The National Security Agency has obtained direct access to the systems of Google, Facebook, Apple and other US internet giants, according to a top secret document obtained by the Guardian.

The NSA access is part of a previously undisclosed program calledPrism, which allows officials to collect material including search history, the content of emails, file transfers and live chats, the document says.

The Guardian has verified the authenticity of the document, a 41-slide PowerPoint presentation – classified as top secret with no distribution to foreign allies – which was apparently used to train intelligence operatives on the capabilities of the program. The document claims “collection directly from the servers” of major US service providers.

Although the presentation claims the program is run with the assistance of the companies, all those who responded to a Guardian request for comment on Thursday denied knowledge of any such program.

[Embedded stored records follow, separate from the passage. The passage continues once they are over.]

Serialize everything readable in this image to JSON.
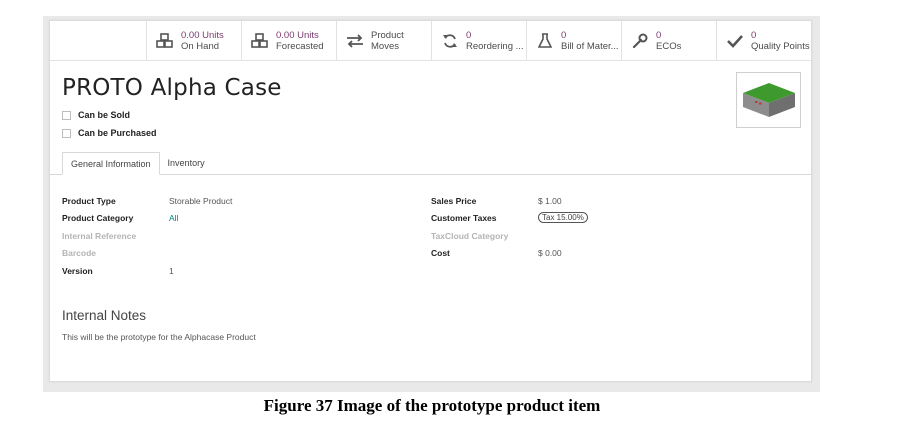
{
  "smart_buttons": [
    {
      "name": "on-hand-button",
      "icon": "cubes-icon",
      "value": "0.00 Units",
      "label": "On Hand"
    },
    {
      "name": "forecasted-button",
      "icon": "cubes-icon",
      "value": "0.00 Units",
      "label": "Forecasted"
    },
    {
      "name": "product-moves-button",
      "icon": "exchange-arrows-icon",
      "value": "Product",
      "label": "Moves"
    },
    {
      "name": "reordering-button",
      "icon": "refresh-icon",
      "value": "0",
      "label": "Reordering ..."
    },
    {
      "name": "bom-button",
      "icon": "flask-icon",
      "value": "0",
      "label": "Bill of Mater..."
    },
    {
      "name": "ecos-button",
      "icon": "wrench-icon",
      "value": "0",
      "label": "ECOs"
    },
    {
      "name": "quality-points-button",
      "icon": "check-icon",
      "value": "0",
      "label": "Quality Points"
    }
  ],
  "product": {
    "name": "PROTO Alpha Case",
    "can_be_sold_label": "Can be Sold",
    "can_be_purchased_label": "Can be Purchased"
  },
  "tabs": [
    "General Information",
    "Inventory"
  ],
  "left_fields": {
    "product_type": {
      "label": "Product Type",
      "value": "Storable Product"
    },
    "product_category": {
      "label": "Product Category",
      "value": "All"
    },
    "internal_reference": {
      "label": "Internal Reference",
      "value": ""
    },
    "barcode": {
      "label": "Barcode",
      "value": ""
    },
    "version": {
      "label": "Version",
      "value": "1"
    }
  },
  "right_fields": {
    "sales_price": {
      "label": "Sales Price",
      "value": "$ 1.00"
    },
    "customer_taxes": {
      "label": "Customer Taxes",
      "value": "Tax 15.00%"
    },
    "taxcloud_category": {
      "label": "TaxCloud Category",
      "value": ""
    },
    "cost": {
      "label": "Cost",
      "value": "$ 0.00"
    }
  },
  "notes": {
    "title": "Internal Notes",
    "text": "This will be the prototype for the Alphacase Product"
  },
  "caption": "Figure 37 Image of the prototype product item",
  "colors": {
    "value_purple": "#7c3a6e",
    "link_teal": "#017e84",
    "tile_green": "#3f9a2e"
  }
}
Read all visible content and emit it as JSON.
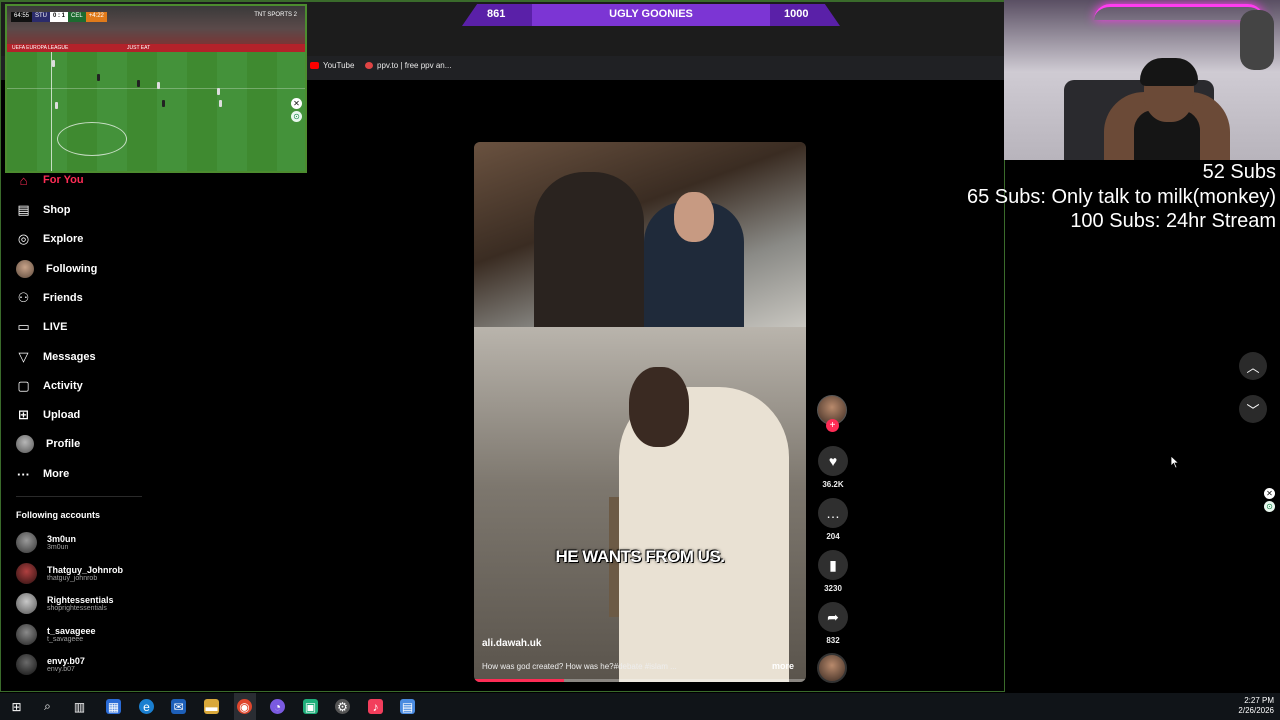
{
  "scoreboard": {
    "left_score": "861",
    "team": "UGLY GOONIES",
    "right_score": "1000"
  },
  "sports_stream": {
    "hud_time": "64:55",
    "hud_team_left": "STU",
    "hud_score": "0 : 1",
    "hud_team_right": "CEL",
    "hud_extra": "+4:22",
    "channel": "TNT SPORTS 2",
    "ad_text": "JUST EAT",
    "league": "UEFA EUROPA LEAGUE"
  },
  "bookmarks": [
    {
      "label": "YouTube",
      "color": "#ff0000"
    },
    {
      "label": "ppv.to | free ppv an...",
      "color": "#e04444"
    }
  ],
  "sidebar": {
    "nav": [
      {
        "label": "For You",
        "icon": "home-icon",
        "active": true
      },
      {
        "label": "Shop",
        "icon": "shopping-bag-icon"
      },
      {
        "label": "Explore",
        "icon": "compass-icon"
      },
      {
        "label": "Following",
        "icon": "avatar-icon"
      },
      {
        "label": "Friends",
        "icon": "friends-icon"
      },
      {
        "label": "LIVE",
        "icon": "live-icon"
      },
      {
        "label": "Messages",
        "icon": "send-icon"
      },
      {
        "label": "Activity",
        "icon": "activity-icon"
      },
      {
        "label": "Upload",
        "icon": "upload-icon"
      },
      {
        "label": "Profile",
        "icon": "profile-avatar-icon"
      },
      {
        "label": "More",
        "icon": "more-icon"
      }
    ],
    "following_title": "Following accounts",
    "accounts": [
      {
        "name": "3m0un",
        "handle": "3m0un",
        "color": "#6b6b6b"
      },
      {
        "name": "Thatguy_Johnrob",
        "handle": "thatguy_johnrob",
        "color": "#7a2020"
      },
      {
        "name": "Rightessentials",
        "handle": "shoprightessentials",
        "color": "#8a8a8a"
      },
      {
        "name": "t_savageee",
        "handle": "t_savageee",
        "color": "#5a5a5a"
      },
      {
        "name": "envy.b07",
        "handle": "envy.b07",
        "color": "#3a3a3a"
      }
    ]
  },
  "video": {
    "caption": "HE WANTS FROM US.",
    "author": "ali.dawah.uk",
    "description": "How was god created? How was he?#debate #islam ...",
    "more_label": "more",
    "progress": 0.27
  },
  "actions": {
    "likes": "36.2K",
    "comments": "204",
    "saves": "3230",
    "shares": "832"
  },
  "subs_goals": [
    "52 Subs",
    "65 Subs: Only talk to milk(monkey)",
    "100 Subs: 24hr Stream"
  ],
  "clock": {
    "time": "2:27 PM",
    "date": "2/26/2026"
  },
  "colors": {
    "accent": "#fe2c55",
    "scorebar": "#7c35d4",
    "frame": "#3a6b2b"
  }
}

Charles Johnson is inclined to scepticism, noting that “every single one of the companies identified in Greenwald’s original report has now unequivocally denied involvement in PRISM”, and linking to this post at Business Insider.

And now, 24 hours later, after more denials and questions, the Post has made at least two important changes to its spying story.

First, the Post has eliminated the assertion that the technology companies “knowingly” participated in the government spying program.

Second, and more importantly, the Post has hedged its assertion that the companies have granted the government direct access to their servers.

The latter change is subtle, but important. In the first version of its story, the Post stated as a fact that the government had been given direct access to the companies’ servers.

Now, the Post attributes the claim to a government presentation–a document that has been subjected to significant scrutiny and skepticism over the past day and that, in this respect, at least, seems inaccurate.

However Mic Wright, writing in The Telegraph, introduces further room for doubt over the question of the companies (lack of) involvement.

Zuckerberg’s words are reassuring until you consider that any company that receives an order under the Foreign Intelligence Surveillance Act Amendments Act – the legislation the Obama administration is using to justify the broad surveillance – is forbidden from disclosing they have received it or disclosing any information about it.

And whether or not the companies were knowingly complicit in whatever PRISM has been doing is hardly the only issue at stake here. I’m ambivalent about this statement from William Hague:

If you are a law-abiding citizen of this country going about your business and your personal life you have nothing to fear – nothing to fear about the British state or intelligence agencies listening to the contents of your phone calls or anything like that. Indeed you will never be aware of all the things those agencies are doing to stop your identify being stolen and to stop a terrorist blowing you up tomorrow.

Here’s Rosie Bell’s good answer to one of the Normblog profile questions:

What philosophical thesis do you think it most important to disseminate? > That there are incompatible goods – liberty and equality for instance.

Security and privacy is another pairing which could be cited in support of this thesis, as is security and justice.